Time to get ahead of the market
Punters betting on Cheltenham don't have to follow the established patterns, writes Ian McClean
F our weeks from Tuesday at approximately 2.0pm, the Cotswolds will have its serenity seriously ruffled by the raw bellow of over 50,000 pilgrims at the Cheltenham Festival. It is a roar of relief as much as anything that the interminable 361-day abstinence has been bridged in a manner that crosses a visit to Mecca with the arrival of Santa Claus.
Of course the last four weeks are the worst: with the outbreak of pre-Cheltenham events coupled with the chatter of every nostril that passes a winning post in front during the coming days being bound for Prestbury Park simply feeding the Festival frenzy.
Indeed, because ante-post betting begins immediately after the previous year's Festival, it is understandable that markets are well matured by the time we get to this point in the calendar (with almost all the pre-Cheltenham trials concluded) but there are still a few questions to answer and consequently the opportunity still to get on the right side of the market.
The Arkle is a race that always appeals to me -- but this year appears a particularly weak renewal. There are question marks about the front three in the betting. Finian's Rainbow has been beating trees, less than a handful at a time, jumped hairily at Warwick and always came up short when raised to Grade One over hurdles. Ghizao has been transformed by fences but lacked the raw hurdling ability normally associated with an Arkle winner. He is a much better horse on soft ground.
Medermit has the hurdling class (rated mid-150s) but I believe the speed of a typical Arkle could expose his jumping -- he jumped best when stepped up to two and a half miles at Sandown. It is hard to equate UK with Irish form without collateral lines, but the fact that Noble Prince is favouring the two-and-a-half-miler at Cheltenham having just lost by the minimum margin in the Irish Arkle speaks volumes in itself.
Beyond the principals there is a void and the horse to potentially fill that void is the Flat-bred Starluck. It may be late in the season to consider chasing, and the decision may be predicated on the fact that the Champion Hurdle line-up looks the hottest in years, but circumstances aside he has a lot in his favour. Firstly, he is rated 160 over hurdles. Six of the last ten Arkle winners entered the race as the highest-rated hurdler in the line-up. In the last two seasons he has finished fourth and fifth in the Triumph and Champion Hurdle respectively and is already a winner at the course.

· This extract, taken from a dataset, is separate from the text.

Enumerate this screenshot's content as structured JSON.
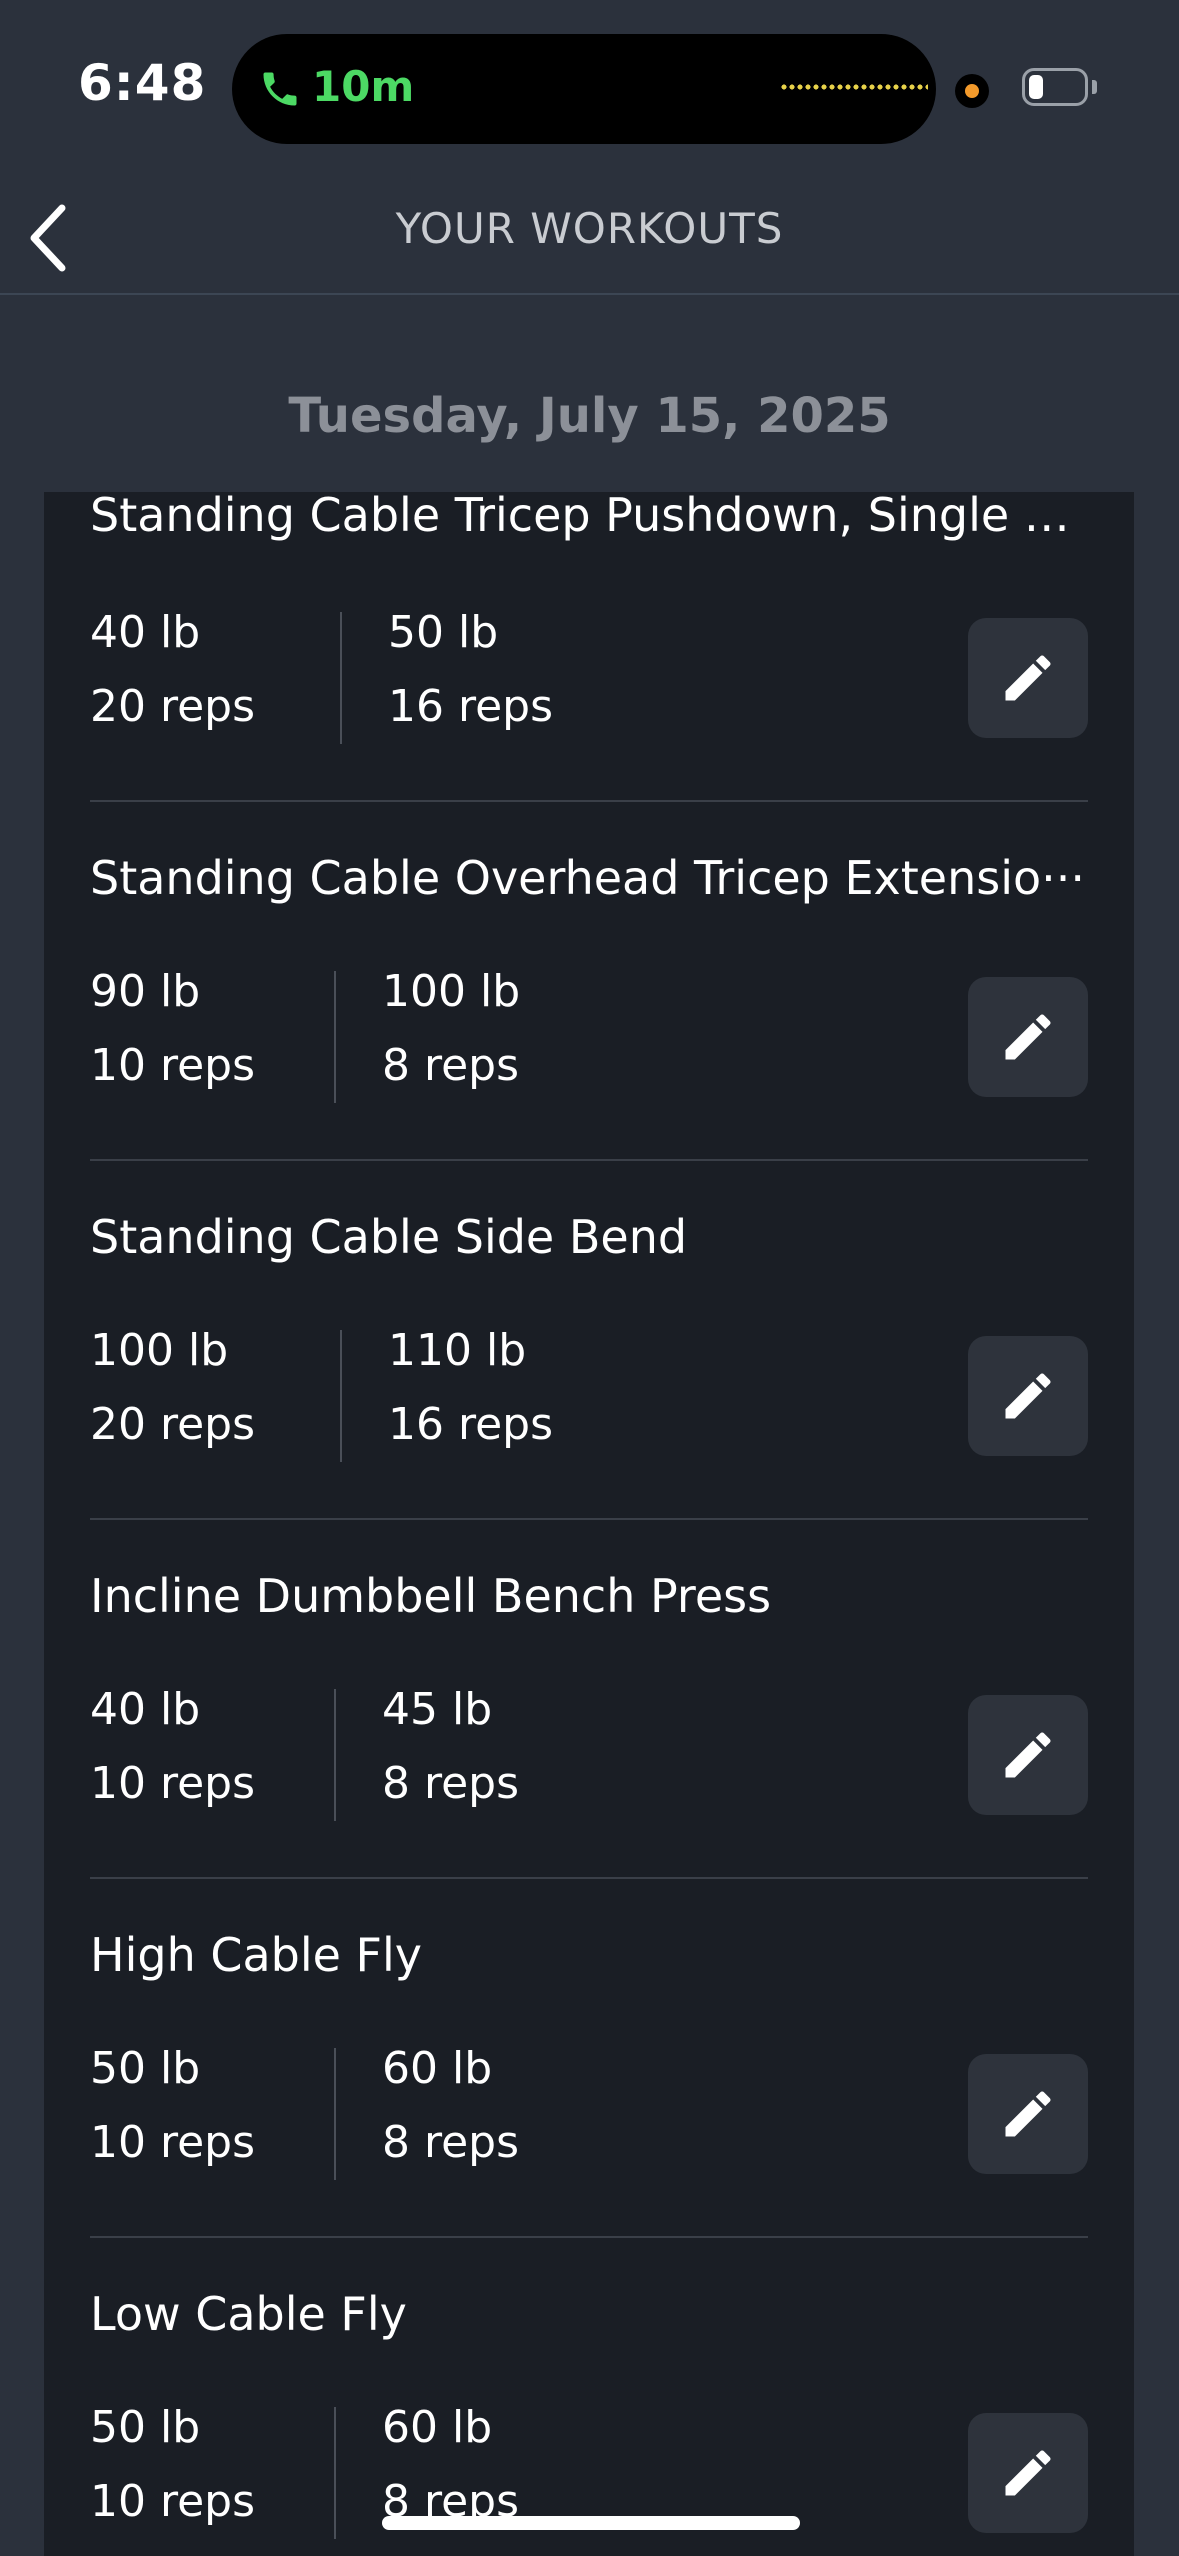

Currently 25/1 and although yet to jump a fence in public, he has been extensively schooled and runs at Huntingdon on Thursday. Should he win, there one thing is sure, he will be a single-figure price for the Arkle. Unorthodox I admit, but not unprecedented. Just think Well Chief. Flat-bred with just one run over fences in February en route to Arkle success. Well Chief was five and Starluck is just six. Well Chief, too, had run well in a Triumph the previous season.
Another favourite race of mine is the Grand Annual, a race where novices have a superb record. Ironically, another horse entered in the same Huntingdon novice chase next Thursday is the David Pipe-trained Dan Breen.
Although also entered in the Arkle, my guess is that he is far more likely to be targeted at the Festival handicap finale. After two starts over fences he has a rating of just 135, which probably greatly underestimates his potential, and I suspect the Pipe camp will find this too good a gift horse to pass up.
The Irish import won two bumpers and a hurdle race before starting joint fifth favourite for last year's Supreme Novices, only to cut little ice there. His physique speaks more of a chaser than a hurdler and whilst he only finished second on his debut at Warwick, he showed the benefit of that run to rout a decent field (Grade One hurdle winner second) at Bangor next time where his jumping was a joy to watch. I wouldn't be at all surprised if he passed over Huntingdon on Thursday to preserve his handicap mark and went straight to Cheltenham.
One of the unluckiest losers of the 2010 Festival was Bensalem. Simply cantering at the second last in the William Hill, he failed to find his landing gear on touch-down and paid the penalty. Unraced over fences since (including his run at Haydock yesterday), his chase rating of 143 has not altered. The only thing that has altered is that second-last fence which has been relocated to ensure he doesn't fall over it should Alan King choose to renew his William Hill engagement.
And therein lies the 'if'. King still has to declare conclusively whether Bensalem will remain over hurdles or revert to fences in four weeks' time. My guess, however, is that the strength in depth of the World Hurdle (Big Buck's, Grand Crus, and the two Mullins' runners), allied to a chase handicap mark 10lbs below his hurdle rating, will be enough to persuade him to return to avenge last year's misadventure.
Starluck, Arkle 25/1
Dan Breen, Grand Annual 16/1
Bensalem, William Hill 10/1
Sunday Indo Sport